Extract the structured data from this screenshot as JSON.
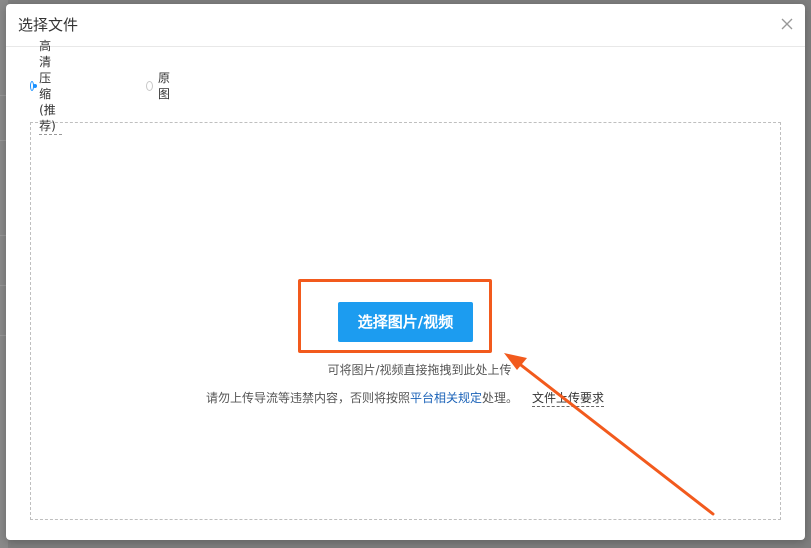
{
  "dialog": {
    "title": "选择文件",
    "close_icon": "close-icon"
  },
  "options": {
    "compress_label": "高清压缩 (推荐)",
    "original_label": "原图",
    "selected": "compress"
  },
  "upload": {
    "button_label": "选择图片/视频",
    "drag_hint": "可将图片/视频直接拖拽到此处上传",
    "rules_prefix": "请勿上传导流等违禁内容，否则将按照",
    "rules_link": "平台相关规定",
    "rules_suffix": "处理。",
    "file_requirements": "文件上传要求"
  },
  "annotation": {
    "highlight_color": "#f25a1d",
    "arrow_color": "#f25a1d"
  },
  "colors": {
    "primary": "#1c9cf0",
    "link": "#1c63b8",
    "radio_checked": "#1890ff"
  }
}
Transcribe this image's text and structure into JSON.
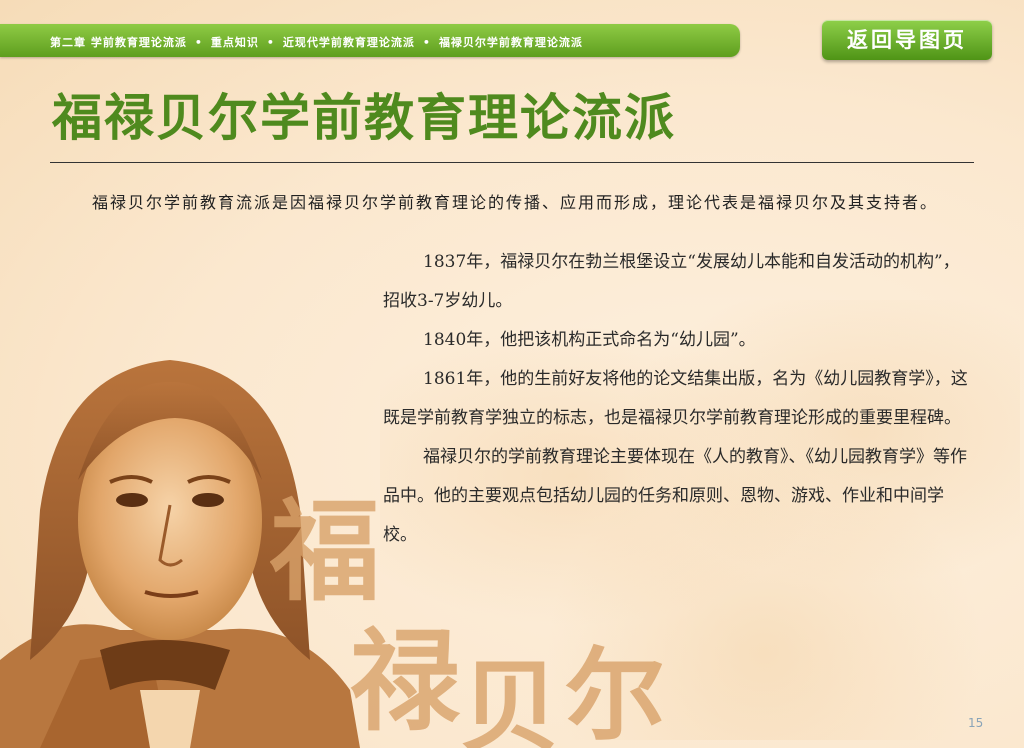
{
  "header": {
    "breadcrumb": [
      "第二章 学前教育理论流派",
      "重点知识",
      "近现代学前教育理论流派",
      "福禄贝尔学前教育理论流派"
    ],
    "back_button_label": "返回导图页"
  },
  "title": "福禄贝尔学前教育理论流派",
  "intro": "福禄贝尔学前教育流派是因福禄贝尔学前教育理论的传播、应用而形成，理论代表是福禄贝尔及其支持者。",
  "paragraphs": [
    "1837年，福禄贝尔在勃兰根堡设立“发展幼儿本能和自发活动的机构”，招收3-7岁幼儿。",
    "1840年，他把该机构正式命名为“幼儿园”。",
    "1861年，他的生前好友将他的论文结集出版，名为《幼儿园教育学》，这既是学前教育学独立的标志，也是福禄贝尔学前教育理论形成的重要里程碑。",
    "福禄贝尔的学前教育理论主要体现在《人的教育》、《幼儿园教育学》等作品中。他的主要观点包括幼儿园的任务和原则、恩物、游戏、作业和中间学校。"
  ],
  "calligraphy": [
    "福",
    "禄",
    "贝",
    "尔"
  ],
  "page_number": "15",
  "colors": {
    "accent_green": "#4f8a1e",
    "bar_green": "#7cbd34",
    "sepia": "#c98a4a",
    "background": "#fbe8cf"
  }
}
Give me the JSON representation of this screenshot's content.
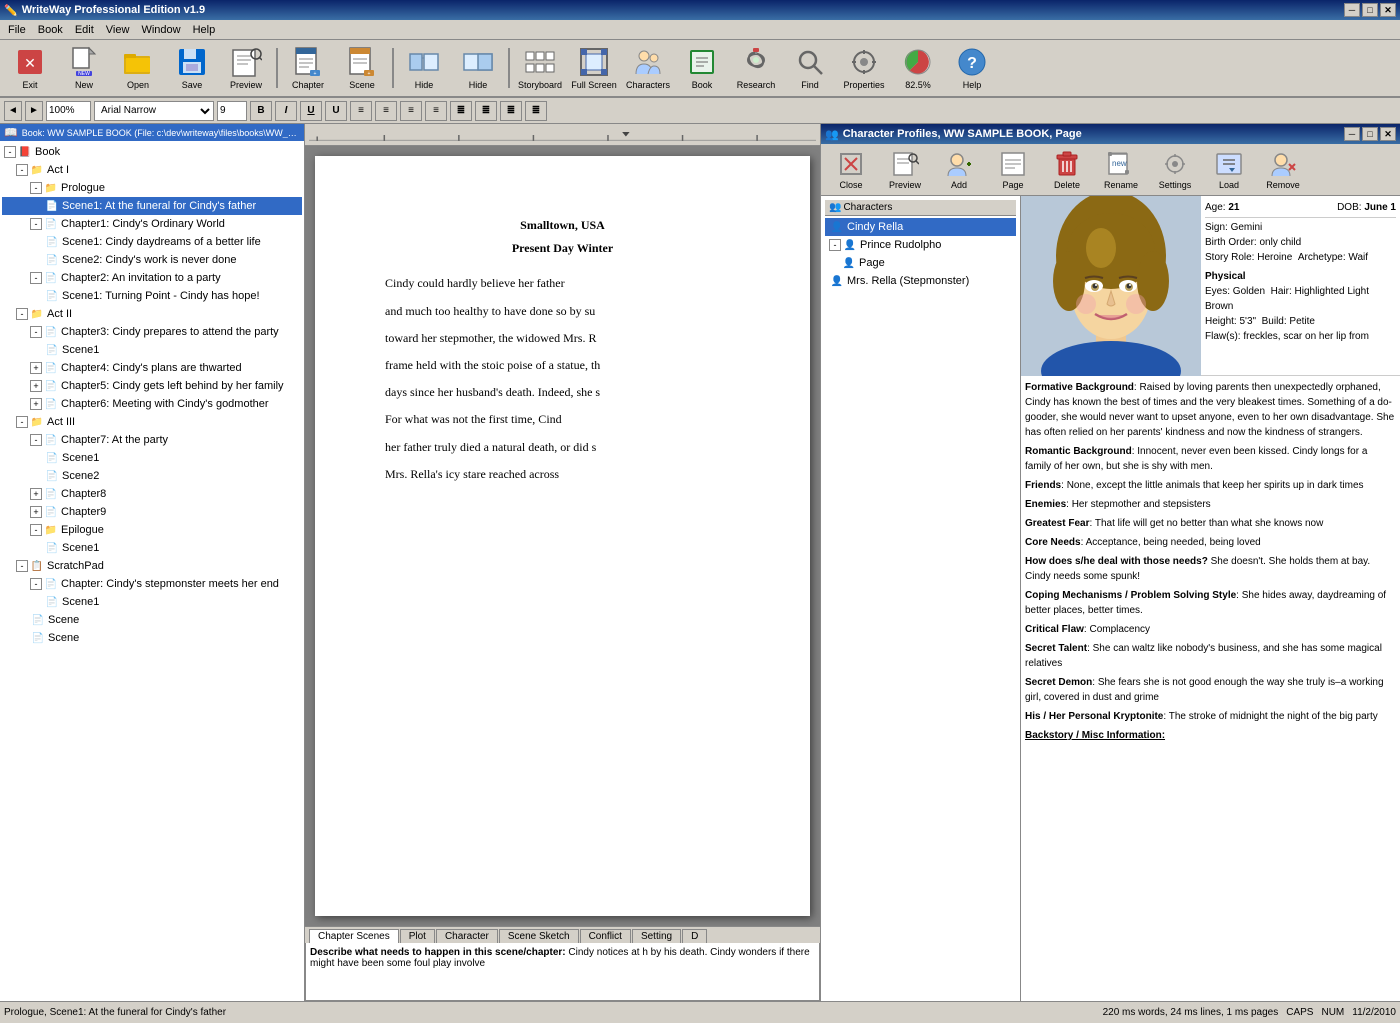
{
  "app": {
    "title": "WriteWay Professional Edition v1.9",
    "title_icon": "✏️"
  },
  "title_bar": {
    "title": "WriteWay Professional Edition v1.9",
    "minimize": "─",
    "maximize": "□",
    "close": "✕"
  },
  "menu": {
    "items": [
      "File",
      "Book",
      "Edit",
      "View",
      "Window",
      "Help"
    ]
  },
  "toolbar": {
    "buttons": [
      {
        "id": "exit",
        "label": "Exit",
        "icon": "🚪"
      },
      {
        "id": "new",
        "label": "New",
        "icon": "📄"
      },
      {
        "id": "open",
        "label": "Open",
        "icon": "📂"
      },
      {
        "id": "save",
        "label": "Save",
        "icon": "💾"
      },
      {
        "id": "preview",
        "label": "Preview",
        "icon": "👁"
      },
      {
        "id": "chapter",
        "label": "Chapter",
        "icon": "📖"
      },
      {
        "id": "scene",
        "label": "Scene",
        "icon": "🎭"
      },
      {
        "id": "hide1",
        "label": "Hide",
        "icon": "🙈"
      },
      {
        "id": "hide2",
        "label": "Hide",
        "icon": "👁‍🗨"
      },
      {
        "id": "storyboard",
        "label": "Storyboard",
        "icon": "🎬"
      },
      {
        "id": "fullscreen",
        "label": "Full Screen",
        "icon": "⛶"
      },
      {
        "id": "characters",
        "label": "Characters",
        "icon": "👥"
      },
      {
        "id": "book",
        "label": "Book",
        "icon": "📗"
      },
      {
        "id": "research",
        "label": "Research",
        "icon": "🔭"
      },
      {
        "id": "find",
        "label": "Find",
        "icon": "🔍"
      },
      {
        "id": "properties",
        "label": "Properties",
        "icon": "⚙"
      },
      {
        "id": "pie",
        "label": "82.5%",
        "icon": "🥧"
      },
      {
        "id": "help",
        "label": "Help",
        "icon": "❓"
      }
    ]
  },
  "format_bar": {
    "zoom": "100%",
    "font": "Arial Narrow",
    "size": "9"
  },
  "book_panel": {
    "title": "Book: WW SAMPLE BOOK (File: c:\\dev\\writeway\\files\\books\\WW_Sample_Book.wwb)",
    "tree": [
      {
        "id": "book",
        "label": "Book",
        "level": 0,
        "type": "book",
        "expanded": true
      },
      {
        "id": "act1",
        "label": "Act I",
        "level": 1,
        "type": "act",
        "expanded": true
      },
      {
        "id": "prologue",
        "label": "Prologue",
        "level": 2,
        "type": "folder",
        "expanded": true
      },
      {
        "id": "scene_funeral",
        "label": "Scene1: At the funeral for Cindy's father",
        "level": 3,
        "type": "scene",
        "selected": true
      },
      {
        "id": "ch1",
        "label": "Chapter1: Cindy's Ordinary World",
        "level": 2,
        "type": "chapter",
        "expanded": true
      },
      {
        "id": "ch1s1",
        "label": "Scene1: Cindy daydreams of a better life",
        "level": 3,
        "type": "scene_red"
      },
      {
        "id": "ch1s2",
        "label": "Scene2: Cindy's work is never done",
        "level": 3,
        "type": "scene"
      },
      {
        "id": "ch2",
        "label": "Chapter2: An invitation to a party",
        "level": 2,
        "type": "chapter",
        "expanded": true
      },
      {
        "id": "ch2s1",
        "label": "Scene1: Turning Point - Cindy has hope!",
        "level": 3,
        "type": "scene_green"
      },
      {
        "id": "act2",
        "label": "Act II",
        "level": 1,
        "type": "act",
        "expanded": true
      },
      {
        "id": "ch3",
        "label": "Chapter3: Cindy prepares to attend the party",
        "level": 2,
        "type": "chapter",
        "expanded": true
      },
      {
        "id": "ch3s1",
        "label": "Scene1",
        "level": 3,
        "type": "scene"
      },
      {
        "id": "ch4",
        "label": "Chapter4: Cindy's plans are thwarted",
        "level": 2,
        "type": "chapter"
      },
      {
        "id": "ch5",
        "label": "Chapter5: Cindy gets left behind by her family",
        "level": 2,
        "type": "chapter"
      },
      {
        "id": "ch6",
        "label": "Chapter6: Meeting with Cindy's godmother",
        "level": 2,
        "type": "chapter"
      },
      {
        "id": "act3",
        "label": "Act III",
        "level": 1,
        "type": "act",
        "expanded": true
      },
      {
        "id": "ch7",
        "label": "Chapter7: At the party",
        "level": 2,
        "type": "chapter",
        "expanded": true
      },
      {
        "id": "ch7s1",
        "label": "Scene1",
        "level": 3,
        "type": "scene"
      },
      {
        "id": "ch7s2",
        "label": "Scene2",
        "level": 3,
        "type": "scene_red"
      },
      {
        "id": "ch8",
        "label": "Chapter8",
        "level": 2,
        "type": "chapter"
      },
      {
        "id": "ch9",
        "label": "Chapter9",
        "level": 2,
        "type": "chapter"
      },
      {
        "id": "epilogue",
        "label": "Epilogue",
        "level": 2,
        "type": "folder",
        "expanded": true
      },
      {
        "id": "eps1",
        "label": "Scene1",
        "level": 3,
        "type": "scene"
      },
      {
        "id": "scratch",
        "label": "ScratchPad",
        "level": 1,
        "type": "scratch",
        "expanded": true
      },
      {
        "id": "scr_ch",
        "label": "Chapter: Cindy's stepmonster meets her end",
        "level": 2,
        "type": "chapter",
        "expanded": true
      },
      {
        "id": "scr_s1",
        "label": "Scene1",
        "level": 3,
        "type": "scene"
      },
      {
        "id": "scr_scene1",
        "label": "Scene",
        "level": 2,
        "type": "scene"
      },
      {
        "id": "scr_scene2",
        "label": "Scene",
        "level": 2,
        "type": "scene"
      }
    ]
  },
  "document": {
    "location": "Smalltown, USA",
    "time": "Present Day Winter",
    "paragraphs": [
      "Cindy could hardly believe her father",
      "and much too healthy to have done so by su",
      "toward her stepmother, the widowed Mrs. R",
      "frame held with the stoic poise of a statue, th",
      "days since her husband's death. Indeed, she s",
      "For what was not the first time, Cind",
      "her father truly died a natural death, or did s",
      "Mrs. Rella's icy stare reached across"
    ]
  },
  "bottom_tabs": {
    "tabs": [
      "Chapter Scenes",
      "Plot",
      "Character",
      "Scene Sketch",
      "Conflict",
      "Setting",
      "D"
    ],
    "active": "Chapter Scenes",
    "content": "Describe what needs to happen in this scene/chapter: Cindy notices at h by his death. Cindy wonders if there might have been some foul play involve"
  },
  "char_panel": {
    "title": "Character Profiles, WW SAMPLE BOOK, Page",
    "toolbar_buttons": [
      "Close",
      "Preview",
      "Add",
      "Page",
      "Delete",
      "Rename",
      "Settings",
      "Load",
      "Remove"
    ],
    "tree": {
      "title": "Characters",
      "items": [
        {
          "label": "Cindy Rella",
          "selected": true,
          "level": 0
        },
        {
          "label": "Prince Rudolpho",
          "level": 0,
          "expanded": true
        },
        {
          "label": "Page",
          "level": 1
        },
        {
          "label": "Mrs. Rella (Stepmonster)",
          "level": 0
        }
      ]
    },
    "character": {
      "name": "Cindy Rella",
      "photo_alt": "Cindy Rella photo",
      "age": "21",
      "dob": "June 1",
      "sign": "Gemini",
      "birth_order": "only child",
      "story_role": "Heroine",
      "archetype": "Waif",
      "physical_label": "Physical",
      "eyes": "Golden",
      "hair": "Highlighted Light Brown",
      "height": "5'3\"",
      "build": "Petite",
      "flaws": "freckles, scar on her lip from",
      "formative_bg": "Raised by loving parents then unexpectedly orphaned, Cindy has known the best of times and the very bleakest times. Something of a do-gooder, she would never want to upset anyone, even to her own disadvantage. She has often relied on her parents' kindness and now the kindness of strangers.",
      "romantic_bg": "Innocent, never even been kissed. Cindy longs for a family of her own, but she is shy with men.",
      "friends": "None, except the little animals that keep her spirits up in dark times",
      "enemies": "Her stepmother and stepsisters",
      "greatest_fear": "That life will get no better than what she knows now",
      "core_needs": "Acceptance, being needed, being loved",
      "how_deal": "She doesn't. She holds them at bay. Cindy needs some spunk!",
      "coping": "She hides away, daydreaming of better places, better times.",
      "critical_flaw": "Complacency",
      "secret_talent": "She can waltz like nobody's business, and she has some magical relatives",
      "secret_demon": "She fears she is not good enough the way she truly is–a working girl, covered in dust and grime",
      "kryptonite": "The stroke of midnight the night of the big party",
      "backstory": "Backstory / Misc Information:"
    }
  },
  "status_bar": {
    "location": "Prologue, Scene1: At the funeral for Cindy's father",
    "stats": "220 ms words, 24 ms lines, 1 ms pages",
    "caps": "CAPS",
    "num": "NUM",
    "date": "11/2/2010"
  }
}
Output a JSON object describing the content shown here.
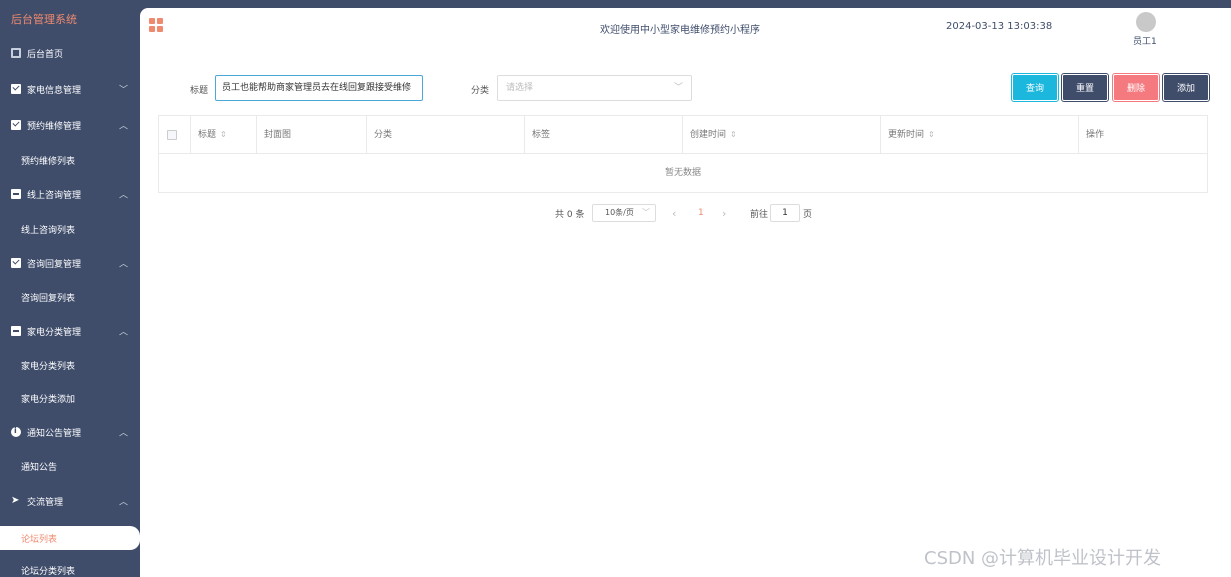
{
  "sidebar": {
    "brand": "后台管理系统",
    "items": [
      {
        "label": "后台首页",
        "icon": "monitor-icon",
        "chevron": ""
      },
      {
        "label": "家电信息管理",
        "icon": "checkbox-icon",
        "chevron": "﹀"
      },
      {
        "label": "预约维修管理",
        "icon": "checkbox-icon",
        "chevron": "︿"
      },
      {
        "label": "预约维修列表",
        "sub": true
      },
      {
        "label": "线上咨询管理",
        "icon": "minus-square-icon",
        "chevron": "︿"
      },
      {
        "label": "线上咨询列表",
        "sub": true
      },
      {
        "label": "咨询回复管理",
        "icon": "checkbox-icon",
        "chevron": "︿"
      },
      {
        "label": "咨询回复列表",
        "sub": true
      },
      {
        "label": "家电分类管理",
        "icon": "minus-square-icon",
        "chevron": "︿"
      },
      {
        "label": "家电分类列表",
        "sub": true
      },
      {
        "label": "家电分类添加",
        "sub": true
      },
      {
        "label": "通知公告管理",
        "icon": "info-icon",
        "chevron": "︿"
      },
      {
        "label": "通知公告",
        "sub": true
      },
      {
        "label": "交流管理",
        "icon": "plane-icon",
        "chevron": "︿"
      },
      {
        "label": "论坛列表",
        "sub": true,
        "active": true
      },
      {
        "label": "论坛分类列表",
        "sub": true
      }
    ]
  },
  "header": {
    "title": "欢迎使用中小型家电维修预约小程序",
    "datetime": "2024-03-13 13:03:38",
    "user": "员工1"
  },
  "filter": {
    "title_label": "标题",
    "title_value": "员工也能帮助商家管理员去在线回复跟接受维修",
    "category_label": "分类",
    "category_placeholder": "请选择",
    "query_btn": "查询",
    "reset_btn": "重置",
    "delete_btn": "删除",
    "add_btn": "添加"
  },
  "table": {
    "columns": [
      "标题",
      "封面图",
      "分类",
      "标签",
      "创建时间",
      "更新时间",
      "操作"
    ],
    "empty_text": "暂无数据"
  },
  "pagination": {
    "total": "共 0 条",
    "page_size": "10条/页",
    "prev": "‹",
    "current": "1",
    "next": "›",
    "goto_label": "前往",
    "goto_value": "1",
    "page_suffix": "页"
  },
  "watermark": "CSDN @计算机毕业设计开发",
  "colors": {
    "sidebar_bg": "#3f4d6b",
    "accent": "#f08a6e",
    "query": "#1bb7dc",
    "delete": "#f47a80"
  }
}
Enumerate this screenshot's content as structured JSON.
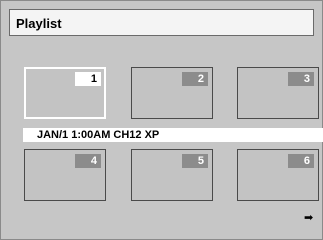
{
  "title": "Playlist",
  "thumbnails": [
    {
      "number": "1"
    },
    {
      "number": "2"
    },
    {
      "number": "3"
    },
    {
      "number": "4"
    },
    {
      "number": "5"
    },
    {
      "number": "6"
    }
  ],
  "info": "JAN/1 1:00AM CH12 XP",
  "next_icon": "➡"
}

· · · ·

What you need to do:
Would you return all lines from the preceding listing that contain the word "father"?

Output of the exercise:
        "label": "Scene1: At the funeral for Cindy's father",
      "Cindy could hardly believe her father",
      "her father truly died a natural death, or did s",
    "location": "Prologue, Scene1: At the funeral for Cindy's father",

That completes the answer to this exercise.